State the count of lines below in which the word "Boolean" appears, and add nothing.

Interface dataset entries:
"""
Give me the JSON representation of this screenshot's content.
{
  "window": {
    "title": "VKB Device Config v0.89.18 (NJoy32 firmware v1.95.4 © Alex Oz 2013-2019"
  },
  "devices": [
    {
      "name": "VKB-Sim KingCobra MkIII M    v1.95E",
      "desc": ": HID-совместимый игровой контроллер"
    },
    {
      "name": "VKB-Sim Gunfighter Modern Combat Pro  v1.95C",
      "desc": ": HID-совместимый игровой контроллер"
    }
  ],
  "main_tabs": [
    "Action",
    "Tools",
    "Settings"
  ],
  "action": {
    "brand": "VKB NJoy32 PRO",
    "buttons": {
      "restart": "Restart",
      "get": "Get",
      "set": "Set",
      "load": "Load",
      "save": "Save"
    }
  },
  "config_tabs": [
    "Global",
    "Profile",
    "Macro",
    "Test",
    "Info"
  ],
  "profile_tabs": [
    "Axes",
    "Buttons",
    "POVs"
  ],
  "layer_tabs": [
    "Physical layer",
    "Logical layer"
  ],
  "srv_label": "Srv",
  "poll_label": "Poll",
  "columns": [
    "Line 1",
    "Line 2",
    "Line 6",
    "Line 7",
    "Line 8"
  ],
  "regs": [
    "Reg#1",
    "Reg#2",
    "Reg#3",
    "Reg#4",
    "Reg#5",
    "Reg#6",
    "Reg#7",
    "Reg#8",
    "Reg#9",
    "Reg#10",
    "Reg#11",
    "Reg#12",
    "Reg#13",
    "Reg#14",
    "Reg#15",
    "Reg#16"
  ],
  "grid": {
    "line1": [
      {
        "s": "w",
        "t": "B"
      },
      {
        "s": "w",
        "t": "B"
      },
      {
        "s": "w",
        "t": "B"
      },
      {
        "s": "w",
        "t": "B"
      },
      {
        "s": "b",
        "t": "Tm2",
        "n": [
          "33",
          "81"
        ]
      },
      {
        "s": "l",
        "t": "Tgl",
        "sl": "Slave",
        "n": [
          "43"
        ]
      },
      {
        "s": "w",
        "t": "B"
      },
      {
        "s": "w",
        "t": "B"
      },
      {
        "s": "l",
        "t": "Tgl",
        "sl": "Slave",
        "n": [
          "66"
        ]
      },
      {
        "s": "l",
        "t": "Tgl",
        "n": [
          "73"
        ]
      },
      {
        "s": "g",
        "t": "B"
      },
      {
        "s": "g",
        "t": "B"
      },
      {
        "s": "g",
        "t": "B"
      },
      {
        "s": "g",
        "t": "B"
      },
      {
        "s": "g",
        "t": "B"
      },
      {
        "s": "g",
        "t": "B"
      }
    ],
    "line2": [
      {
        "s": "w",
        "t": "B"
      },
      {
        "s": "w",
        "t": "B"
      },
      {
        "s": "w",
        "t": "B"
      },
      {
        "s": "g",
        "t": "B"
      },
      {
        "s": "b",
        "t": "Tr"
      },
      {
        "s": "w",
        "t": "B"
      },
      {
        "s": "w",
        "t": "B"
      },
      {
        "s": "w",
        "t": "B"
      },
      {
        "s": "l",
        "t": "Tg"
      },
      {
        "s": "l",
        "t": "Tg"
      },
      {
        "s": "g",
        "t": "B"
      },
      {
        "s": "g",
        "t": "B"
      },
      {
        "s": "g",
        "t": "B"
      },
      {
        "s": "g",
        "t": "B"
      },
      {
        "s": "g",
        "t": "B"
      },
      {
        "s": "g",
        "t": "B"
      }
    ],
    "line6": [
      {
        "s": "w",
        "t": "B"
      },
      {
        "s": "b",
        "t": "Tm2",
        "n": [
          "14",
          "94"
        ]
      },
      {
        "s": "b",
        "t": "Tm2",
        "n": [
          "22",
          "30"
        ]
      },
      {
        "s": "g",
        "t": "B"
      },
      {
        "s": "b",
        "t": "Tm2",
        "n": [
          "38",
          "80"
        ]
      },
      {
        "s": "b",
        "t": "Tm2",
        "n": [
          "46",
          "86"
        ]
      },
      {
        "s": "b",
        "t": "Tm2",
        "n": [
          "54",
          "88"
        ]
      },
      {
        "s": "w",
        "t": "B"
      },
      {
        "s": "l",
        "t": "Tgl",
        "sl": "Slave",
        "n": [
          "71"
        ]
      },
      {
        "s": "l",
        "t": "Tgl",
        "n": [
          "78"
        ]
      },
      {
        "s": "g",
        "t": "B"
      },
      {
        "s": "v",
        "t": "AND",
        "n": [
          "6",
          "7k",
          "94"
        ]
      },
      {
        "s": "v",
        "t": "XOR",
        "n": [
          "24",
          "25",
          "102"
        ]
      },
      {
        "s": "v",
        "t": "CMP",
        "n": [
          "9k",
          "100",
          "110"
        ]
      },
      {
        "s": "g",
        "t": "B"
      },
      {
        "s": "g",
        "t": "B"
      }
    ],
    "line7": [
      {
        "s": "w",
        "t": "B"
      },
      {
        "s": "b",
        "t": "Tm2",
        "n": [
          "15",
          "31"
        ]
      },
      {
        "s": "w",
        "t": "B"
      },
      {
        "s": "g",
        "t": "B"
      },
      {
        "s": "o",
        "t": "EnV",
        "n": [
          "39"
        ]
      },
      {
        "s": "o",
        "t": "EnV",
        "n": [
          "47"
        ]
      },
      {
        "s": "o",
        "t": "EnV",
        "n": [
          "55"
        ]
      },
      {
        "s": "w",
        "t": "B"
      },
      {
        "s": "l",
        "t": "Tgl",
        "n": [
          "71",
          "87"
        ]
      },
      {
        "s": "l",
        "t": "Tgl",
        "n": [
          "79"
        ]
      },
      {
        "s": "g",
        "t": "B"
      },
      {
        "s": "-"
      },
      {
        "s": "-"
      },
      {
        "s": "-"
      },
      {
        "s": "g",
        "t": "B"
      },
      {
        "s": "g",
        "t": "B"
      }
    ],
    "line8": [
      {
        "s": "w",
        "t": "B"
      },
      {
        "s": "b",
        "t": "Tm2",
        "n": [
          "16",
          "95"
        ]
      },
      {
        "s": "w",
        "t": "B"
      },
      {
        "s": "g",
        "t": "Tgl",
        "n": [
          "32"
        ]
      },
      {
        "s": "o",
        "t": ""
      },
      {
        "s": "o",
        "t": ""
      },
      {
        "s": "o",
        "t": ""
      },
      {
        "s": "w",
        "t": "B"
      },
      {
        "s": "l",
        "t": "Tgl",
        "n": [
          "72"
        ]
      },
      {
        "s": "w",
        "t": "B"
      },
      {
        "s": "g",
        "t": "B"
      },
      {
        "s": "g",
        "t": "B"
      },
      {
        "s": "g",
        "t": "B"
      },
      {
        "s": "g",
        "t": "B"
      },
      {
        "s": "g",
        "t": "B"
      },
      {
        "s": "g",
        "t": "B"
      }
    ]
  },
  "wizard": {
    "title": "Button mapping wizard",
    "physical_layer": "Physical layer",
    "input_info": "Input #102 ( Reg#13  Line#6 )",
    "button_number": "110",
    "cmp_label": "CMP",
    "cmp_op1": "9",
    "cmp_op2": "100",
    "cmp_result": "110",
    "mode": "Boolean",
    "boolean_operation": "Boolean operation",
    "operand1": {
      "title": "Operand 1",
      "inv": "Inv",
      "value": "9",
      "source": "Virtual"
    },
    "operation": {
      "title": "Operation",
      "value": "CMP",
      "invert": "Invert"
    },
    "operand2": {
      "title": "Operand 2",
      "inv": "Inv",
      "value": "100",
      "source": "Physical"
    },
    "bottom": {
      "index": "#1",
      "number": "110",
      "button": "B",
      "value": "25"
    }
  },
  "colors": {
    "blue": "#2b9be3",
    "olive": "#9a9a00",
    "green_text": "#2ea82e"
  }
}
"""
> _Output below_
2